### [Problem]
Among the lines below, copy each one in which "JSON" appears.

(Material supplied)

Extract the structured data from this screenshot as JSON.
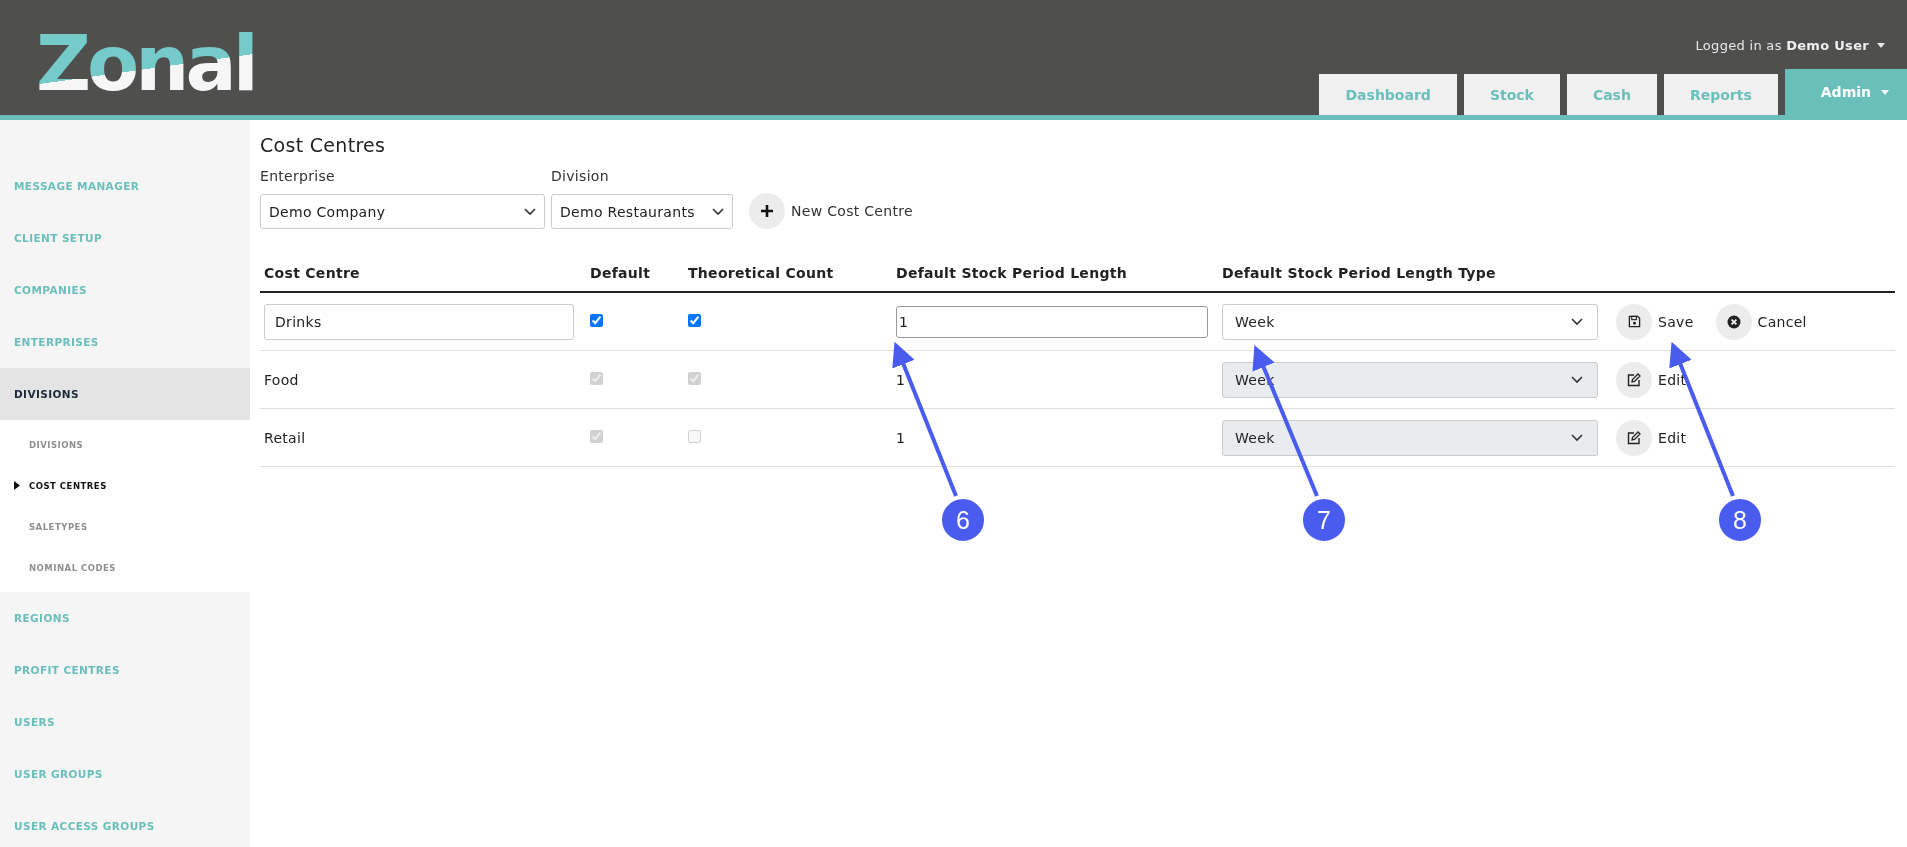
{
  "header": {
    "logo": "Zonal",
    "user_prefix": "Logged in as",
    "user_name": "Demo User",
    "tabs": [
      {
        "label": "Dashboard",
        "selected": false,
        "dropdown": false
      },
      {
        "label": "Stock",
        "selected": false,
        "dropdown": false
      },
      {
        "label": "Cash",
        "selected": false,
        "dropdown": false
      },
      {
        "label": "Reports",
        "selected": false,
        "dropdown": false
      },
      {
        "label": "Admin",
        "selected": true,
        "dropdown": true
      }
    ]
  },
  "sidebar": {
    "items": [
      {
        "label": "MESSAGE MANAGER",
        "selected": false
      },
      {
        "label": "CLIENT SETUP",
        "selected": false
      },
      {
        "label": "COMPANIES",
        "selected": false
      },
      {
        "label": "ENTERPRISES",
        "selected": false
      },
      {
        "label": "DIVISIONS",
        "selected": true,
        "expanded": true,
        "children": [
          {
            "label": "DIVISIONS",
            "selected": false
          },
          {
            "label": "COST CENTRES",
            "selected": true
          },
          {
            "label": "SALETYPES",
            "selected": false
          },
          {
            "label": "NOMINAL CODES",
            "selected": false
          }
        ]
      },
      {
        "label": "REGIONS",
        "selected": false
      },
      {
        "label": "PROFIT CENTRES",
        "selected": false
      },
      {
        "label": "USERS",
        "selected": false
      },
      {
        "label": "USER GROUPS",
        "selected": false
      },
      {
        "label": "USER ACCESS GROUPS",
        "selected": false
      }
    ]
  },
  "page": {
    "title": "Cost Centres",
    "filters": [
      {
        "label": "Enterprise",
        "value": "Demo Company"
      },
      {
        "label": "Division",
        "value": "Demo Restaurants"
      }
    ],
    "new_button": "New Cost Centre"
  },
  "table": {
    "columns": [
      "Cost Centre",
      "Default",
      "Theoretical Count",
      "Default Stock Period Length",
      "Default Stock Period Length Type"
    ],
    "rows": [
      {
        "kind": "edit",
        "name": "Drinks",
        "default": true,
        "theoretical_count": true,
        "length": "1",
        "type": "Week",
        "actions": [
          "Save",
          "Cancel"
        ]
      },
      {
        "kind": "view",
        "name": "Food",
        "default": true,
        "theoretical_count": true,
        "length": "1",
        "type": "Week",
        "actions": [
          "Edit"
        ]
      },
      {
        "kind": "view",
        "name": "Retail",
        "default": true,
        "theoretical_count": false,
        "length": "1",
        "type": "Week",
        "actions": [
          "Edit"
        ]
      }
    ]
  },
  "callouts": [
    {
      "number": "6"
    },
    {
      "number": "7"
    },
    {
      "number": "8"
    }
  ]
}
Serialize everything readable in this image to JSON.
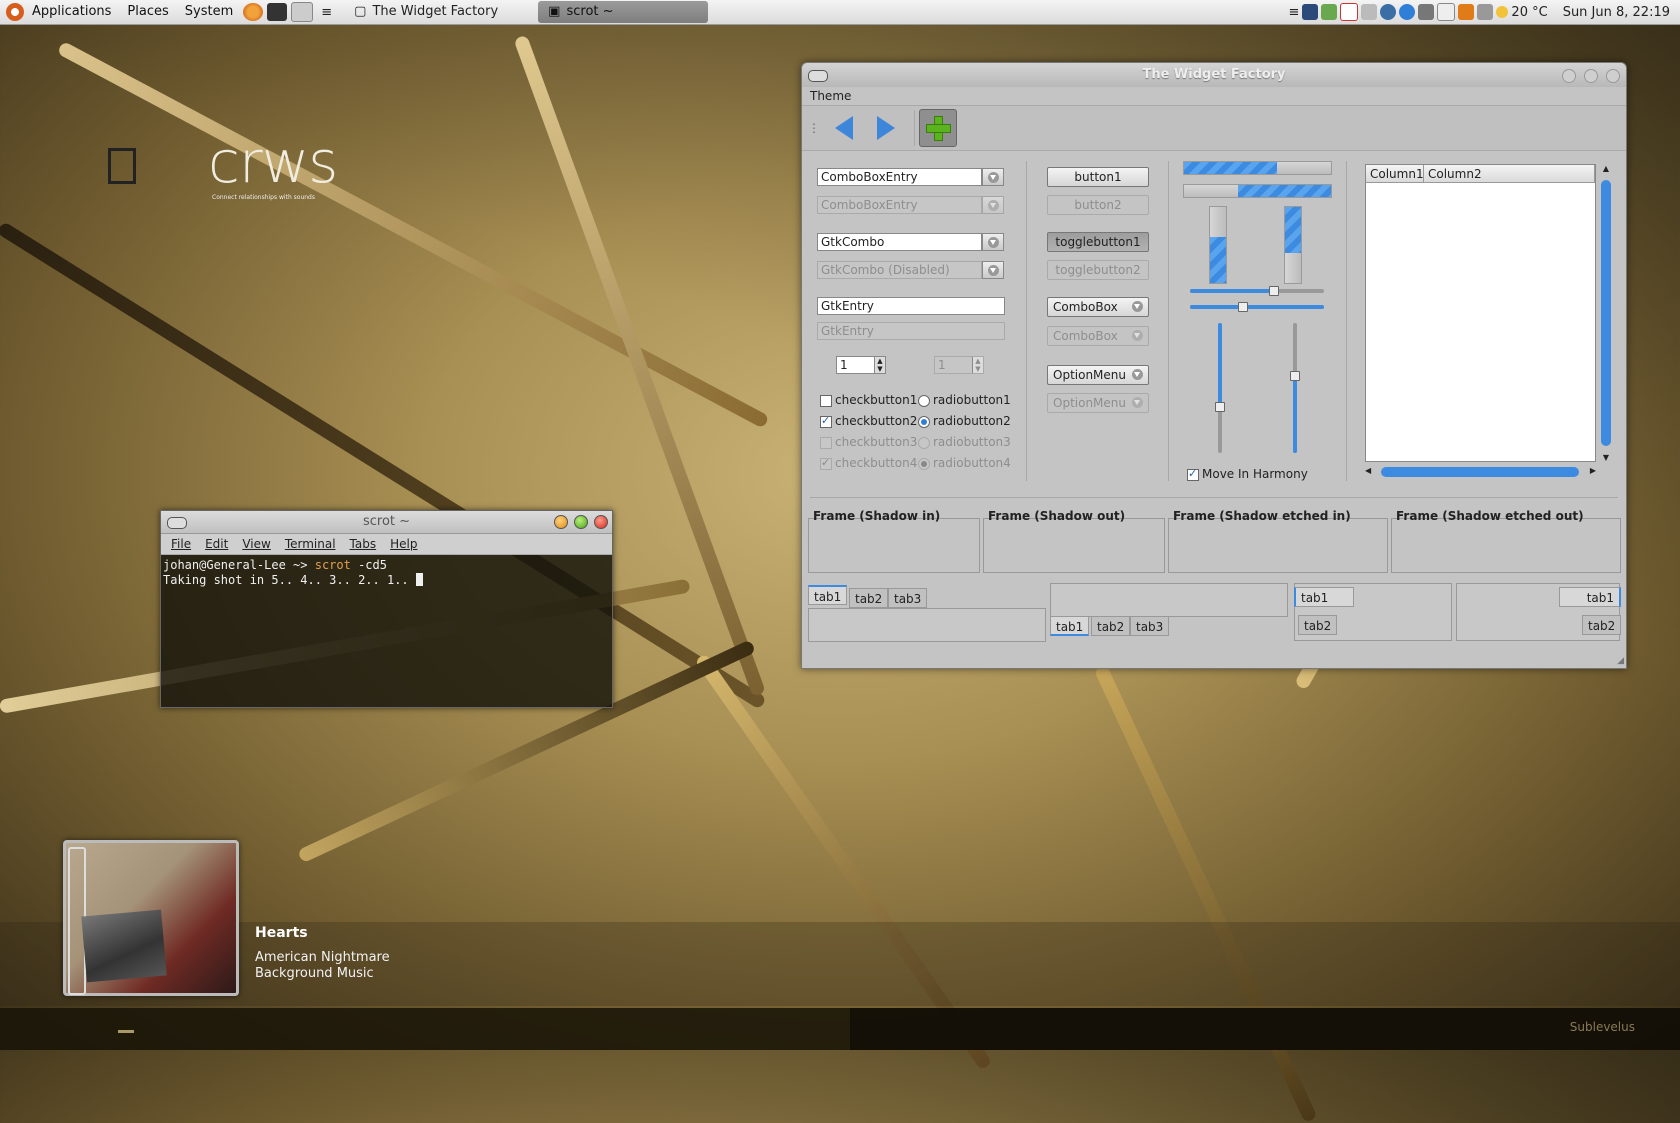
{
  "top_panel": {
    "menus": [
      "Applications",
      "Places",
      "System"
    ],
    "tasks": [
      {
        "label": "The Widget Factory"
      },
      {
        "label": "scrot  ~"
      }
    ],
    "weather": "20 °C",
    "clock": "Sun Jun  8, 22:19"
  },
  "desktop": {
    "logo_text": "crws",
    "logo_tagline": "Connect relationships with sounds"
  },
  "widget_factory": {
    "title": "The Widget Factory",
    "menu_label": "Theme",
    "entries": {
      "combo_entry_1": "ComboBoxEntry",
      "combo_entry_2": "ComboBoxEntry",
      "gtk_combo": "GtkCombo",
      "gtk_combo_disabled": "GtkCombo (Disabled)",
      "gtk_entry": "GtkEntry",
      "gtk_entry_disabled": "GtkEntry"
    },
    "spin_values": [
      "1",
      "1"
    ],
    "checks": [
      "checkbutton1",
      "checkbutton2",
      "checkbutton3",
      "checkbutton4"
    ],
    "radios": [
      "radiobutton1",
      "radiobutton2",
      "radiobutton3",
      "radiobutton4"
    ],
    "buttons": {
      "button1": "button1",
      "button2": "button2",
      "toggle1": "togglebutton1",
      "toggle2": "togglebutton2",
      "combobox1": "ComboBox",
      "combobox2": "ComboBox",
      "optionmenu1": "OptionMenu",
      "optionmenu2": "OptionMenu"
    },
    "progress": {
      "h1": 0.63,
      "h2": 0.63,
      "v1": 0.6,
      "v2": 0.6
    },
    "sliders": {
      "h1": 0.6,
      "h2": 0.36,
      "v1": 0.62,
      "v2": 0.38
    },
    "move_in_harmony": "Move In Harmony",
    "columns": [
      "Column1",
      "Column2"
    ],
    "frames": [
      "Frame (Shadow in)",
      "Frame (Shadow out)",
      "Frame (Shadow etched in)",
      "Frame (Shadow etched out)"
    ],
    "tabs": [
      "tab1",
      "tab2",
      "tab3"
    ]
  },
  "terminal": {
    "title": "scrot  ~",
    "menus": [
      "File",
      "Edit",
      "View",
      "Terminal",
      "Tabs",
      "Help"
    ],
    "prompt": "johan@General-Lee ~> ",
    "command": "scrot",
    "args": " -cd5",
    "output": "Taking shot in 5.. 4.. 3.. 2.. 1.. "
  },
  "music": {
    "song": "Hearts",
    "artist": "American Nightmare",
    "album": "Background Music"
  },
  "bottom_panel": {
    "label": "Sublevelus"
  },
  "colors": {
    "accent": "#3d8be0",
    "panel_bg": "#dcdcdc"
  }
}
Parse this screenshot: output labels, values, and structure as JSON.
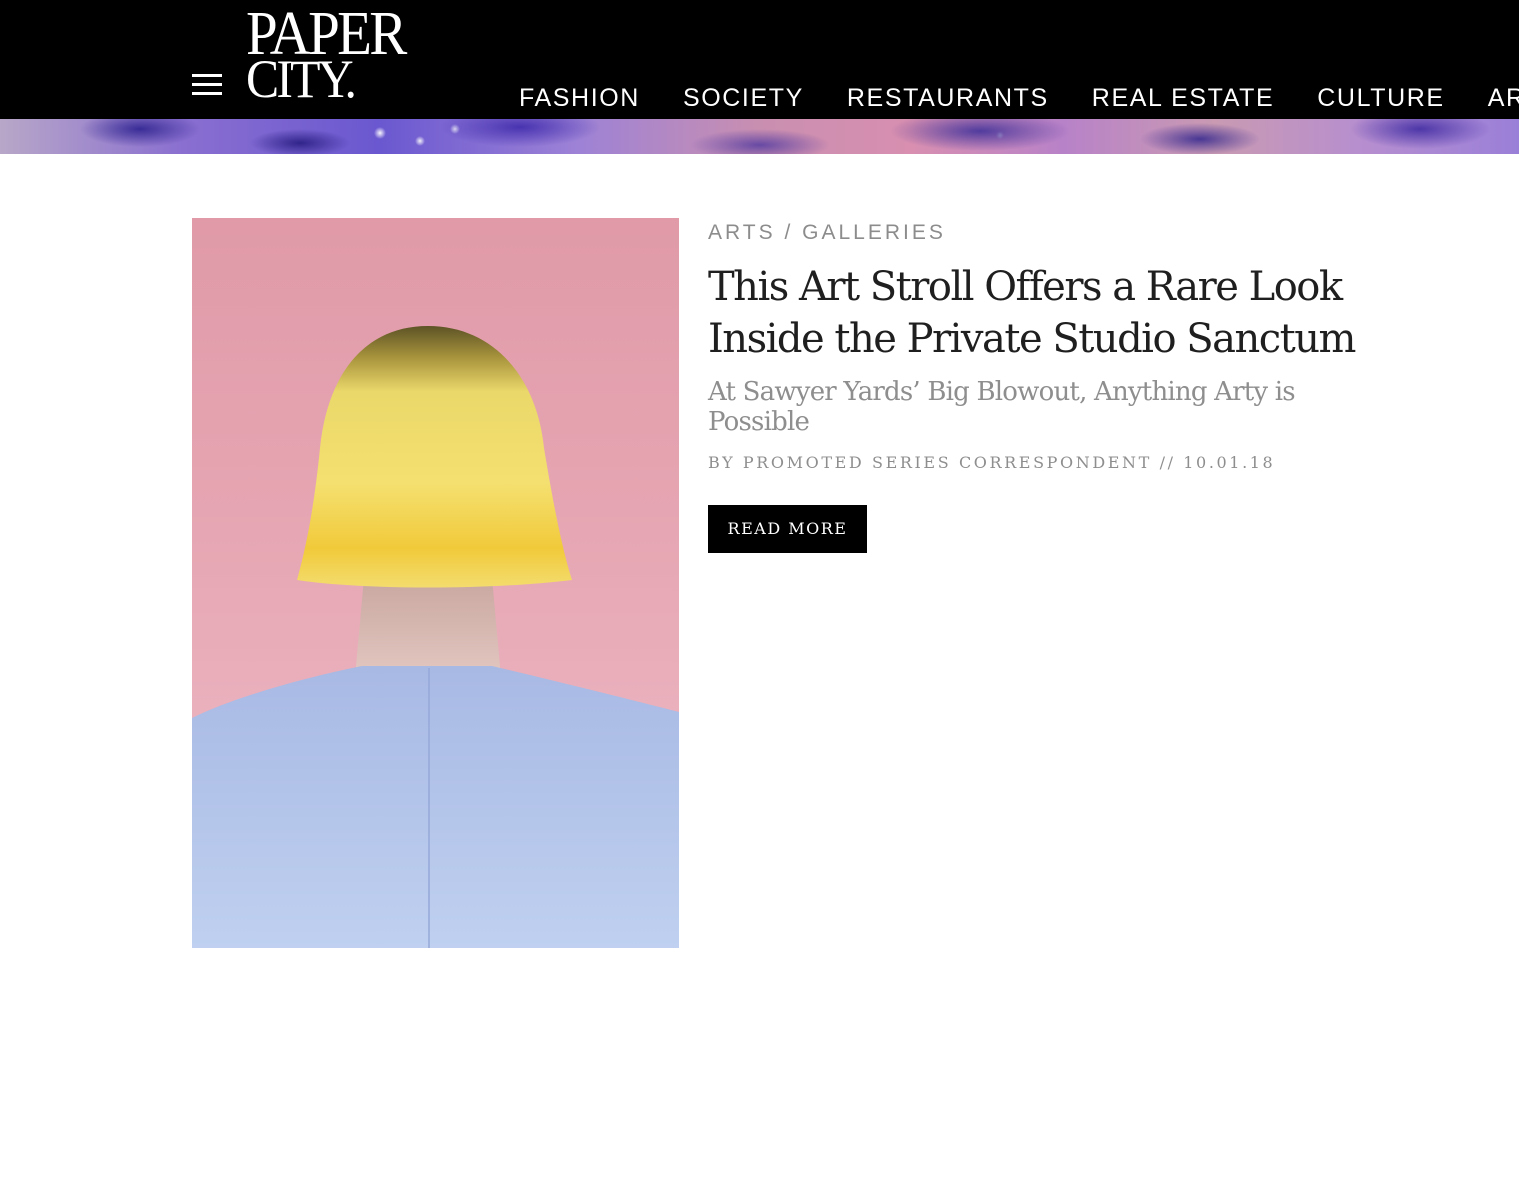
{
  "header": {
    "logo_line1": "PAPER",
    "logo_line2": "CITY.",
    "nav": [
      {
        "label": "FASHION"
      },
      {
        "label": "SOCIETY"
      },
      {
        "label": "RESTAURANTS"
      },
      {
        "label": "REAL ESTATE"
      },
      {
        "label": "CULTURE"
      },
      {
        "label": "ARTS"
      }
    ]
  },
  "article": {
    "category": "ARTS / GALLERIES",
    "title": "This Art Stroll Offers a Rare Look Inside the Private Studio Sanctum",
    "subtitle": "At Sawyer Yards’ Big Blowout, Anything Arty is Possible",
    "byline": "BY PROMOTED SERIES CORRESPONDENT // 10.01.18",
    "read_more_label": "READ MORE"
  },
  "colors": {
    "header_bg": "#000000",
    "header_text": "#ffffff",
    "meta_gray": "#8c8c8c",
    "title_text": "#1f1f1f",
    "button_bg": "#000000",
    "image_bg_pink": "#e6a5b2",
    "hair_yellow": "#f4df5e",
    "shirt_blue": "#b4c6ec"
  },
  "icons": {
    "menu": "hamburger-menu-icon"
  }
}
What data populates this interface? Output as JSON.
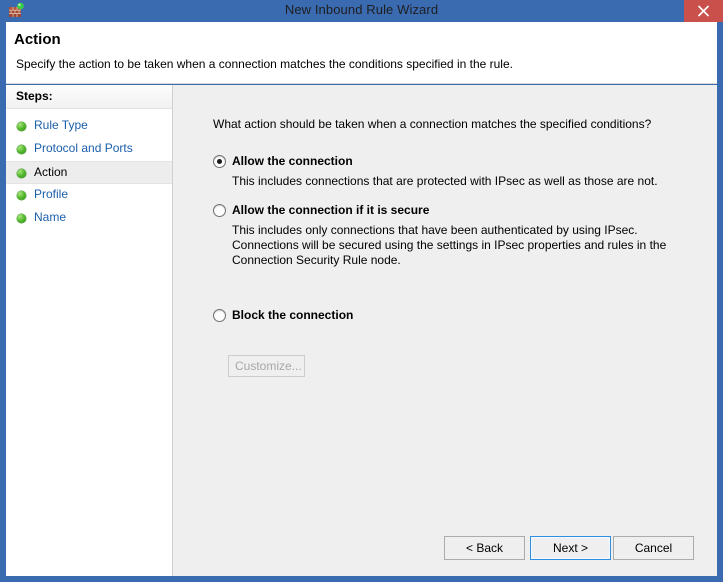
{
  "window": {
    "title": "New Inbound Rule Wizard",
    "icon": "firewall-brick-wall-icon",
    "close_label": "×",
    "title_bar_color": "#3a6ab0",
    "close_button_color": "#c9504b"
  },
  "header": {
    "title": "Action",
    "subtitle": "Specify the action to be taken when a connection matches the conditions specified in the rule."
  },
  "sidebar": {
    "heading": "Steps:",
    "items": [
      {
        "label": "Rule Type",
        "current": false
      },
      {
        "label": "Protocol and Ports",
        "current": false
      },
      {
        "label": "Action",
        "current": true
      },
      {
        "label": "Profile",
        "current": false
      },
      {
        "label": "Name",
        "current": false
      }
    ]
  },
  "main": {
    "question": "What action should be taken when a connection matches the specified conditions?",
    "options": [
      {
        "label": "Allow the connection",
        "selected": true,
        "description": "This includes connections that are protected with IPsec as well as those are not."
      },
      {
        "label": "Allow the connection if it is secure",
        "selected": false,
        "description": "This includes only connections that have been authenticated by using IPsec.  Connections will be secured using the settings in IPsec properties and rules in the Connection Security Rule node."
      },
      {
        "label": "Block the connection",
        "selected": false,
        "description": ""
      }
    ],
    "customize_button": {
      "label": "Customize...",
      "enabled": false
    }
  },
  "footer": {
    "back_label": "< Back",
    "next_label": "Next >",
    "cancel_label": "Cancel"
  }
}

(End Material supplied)

### [Your response]
Extract the structured data from this screenshot as JSON.
Serialize everything readable in this image to JSON.
Parse this screenshot: output labels, values, and structure as JSON.
What data populates this interface? Output as JSON.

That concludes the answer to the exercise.